Today on April 26, 2019 the new Act on the Protection of Trade Secrets entered into force, by which Germany transposes EU Directive 2016/943 on the protection of undisclosed know-how and business information into national law.

The most relevant change of law is the new requirement of „reasonable measures“, which owners have to adopt to keep their secrets confidential, in order to enjoy legal protection. Under the former case-law, an expressed intent of secrecy was sufficient. From now on, businesses in Germany will have to pay more attention to technical barriers and non-disclosure agreements, including their documentation.

The former criminal offenses regulated in sections 17 and 18 of the Act against Unfair Competition are moved in modified form to section 23 of the new Act. As an example, the former offense of industrial espionage „with technical means“ is replaced by a more general provision encompassing any „unauthorized access“ to the protected information, e.g. by breach of contract.

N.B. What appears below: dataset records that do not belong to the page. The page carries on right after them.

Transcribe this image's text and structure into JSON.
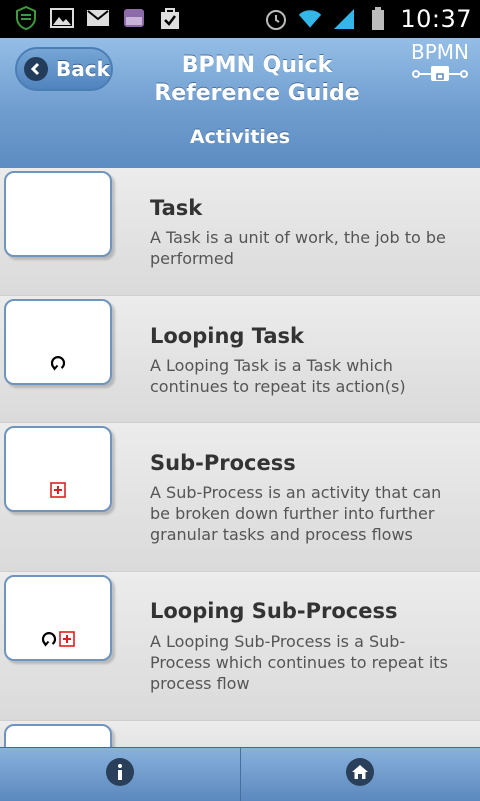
{
  "status_bar": {
    "time": "10:37",
    "icons": [
      "shield-icon",
      "image-icon",
      "gmail-icon",
      "drawer-icon",
      "checkbag-icon",
      "alarm-icon",
      "wifi-icon",
      "signal-icon",
      "battery-icon"
    ]
  },
  "header": {
    "back_label": "Back",
    "title": "BPMN Quick Reference Guide",
    "logo_text": "BPMN",
    "subtitle": "Activities"
  },
  "items": [
    {
      "title": "Task",
      "description": "A Task is a unit of work, the job to be performed",
      "markers": []
    },
    {
      "title": "Looping Task",
      "description": "A Looping Task is a Task which continues to repeat its action(s)",
      "markers": [
        "loop"
      ]
    },
    {
      "title": "Sub-Process",
      "description": "A Sub-Process is an activity that can be broken down further into further granular tasks and process flows",
      "markers": [
        "plus"
      ]
    },
    {
      "title": "Looping Sub-Process",
      "description": "A Looping Sub-Process is a Sub-Process which continues to repeat its process flow",
      "markers": [
        "loop",
        "plus"
      ]
    }
  ],
  "nav": {
    "left_icon": "info-icon",
    "right_icon": "home-icon"
  },
  "colors": {
    "header_top": "#94bee6",
    "header_bottom": "#5d8cc2",
    "subprocess_marker": "#e02020"
  }
}
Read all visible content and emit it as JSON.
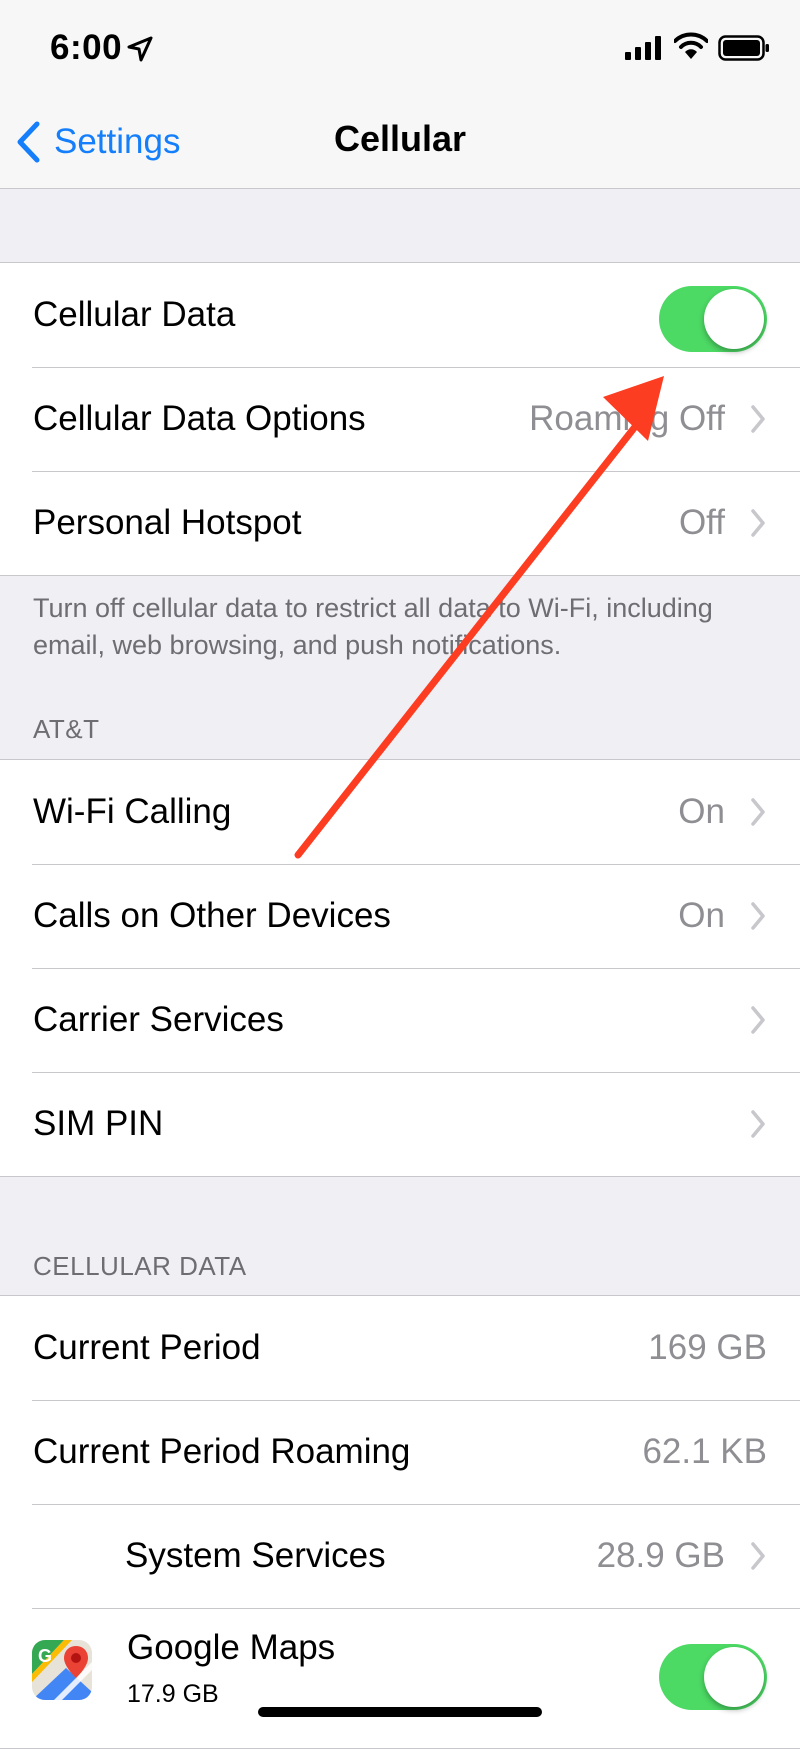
{
  "status_bar": {
    "time": "6:00"
  },
  "nav": {
    "back_label": "Settings",
    "title": "Cellular"
  },
  "group1": {
    "cellular_data_label": "Cellular Data",
    "cellular_data_options_label": "Cellular Data Options",
    "cellular_data_options_value": "Roaming Off",
    "personal_hotspot_label": "Personal Hotspot",
    "personal_hotspot_value": "Off"
  },
  "group1_footer": "Turn off cellular data to restrict all data to Wi-Fi, including email, web browsing, and push notifications.",
  "carrier_section": {
    "header": "AT&T",
    "wifi_calling_label": "Wi-Fi Calling",
    "wifi_calling_value": "On",
    "calls_other_label": "Calls on Other Devices",
    "calls_other_value": "On",
    "carrier_services_label": "Carrier Services",
    "sim_pin_label": "SIM PIN"
  },
  "usage_section": {
    "header": "CELLULAR DATA",
    "current_period_label": "Current Period",
    "current_period_value": "169 GB",
    "roaming_label": "Current Period Roaming",
    "roaming_value": "62.1 KB",
    "system_services_label": "System Services",
    "system_services_value": "28.9 GB",
    "google_maps_label": "Google Maps",
    "google_maps_usage": "17.9 GB"
  },
  "toggles": {
    "cellular_data_on": true,
    "google_maps_on": true
  },
  "colors": {
    "accent": "#147efb",
    "toggle_on": "#4cd964",
    "annotation_arrow": "#fc3d21"
  },
  "icons": [
    "location-arrow-icon",
    "signal-bars-icon",
    "wifi-icon",
    "battery-icon",
    "back-chevron-icon",
    "chevron-right-icon",
    "google-maps-icon",
    "annotation-arrow"
  ]
}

For protection under civil law, it is now clarified that it is not only available in cases of intentional violations of law (as already found by the Federal Court of Justice in its judgment of July 1, 1960, case No. I ZR 72/59; whereas the Federal Labor Court required intention in a judgment of May 19, 1998, case No. 9 AZR 394/97). Moreover, the new Act brings further clarifications such as an express legalization of re-engineering.

In civil proceedings, parties may now request that confidential information they submit be protected by confidentiality obligations to be imposed by the courts. This should enable them to comment on such information in detail without the risk of loss legal protection. It remains to be seen how this will work in practice.